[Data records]
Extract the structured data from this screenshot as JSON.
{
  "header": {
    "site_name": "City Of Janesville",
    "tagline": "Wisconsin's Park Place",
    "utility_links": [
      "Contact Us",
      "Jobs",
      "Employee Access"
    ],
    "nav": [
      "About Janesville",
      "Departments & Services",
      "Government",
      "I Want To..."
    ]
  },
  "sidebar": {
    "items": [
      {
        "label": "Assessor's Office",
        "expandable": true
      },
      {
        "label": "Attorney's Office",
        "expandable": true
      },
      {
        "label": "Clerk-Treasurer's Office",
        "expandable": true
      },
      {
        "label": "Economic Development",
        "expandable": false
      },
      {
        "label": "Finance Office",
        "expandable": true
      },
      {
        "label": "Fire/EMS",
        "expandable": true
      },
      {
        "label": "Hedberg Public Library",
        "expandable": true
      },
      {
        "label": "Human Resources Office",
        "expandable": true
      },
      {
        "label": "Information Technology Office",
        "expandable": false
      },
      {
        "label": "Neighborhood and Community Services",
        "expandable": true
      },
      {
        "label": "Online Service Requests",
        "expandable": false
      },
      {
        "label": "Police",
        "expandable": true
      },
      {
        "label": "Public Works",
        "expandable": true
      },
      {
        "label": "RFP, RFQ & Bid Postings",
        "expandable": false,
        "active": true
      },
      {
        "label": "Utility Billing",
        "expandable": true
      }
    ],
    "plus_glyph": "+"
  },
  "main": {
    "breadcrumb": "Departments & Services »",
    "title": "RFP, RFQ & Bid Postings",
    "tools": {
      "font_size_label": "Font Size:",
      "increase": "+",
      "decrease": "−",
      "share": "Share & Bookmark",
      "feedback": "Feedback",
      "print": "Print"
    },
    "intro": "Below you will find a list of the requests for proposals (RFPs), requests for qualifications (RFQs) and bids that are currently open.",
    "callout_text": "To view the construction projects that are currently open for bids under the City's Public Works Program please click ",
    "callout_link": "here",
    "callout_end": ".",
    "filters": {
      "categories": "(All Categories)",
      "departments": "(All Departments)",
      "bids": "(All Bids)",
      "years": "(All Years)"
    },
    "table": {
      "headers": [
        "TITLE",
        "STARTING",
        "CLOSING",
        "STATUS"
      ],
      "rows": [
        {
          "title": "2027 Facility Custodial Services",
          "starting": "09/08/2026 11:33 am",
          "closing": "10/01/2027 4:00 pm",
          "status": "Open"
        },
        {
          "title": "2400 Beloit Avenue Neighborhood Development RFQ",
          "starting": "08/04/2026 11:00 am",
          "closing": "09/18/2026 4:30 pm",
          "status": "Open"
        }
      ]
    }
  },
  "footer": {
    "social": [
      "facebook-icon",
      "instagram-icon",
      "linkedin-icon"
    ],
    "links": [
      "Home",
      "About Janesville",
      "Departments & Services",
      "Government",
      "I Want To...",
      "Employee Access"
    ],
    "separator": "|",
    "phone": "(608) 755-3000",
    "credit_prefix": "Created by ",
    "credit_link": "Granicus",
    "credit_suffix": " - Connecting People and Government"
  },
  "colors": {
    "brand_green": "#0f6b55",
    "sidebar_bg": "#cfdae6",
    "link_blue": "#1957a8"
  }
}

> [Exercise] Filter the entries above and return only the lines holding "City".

> [Task output]
    "site_name": "City Of Janesville",
    "callout_text": "To view the construction projects that are currently open for bids under the City's Public Works Program please click ",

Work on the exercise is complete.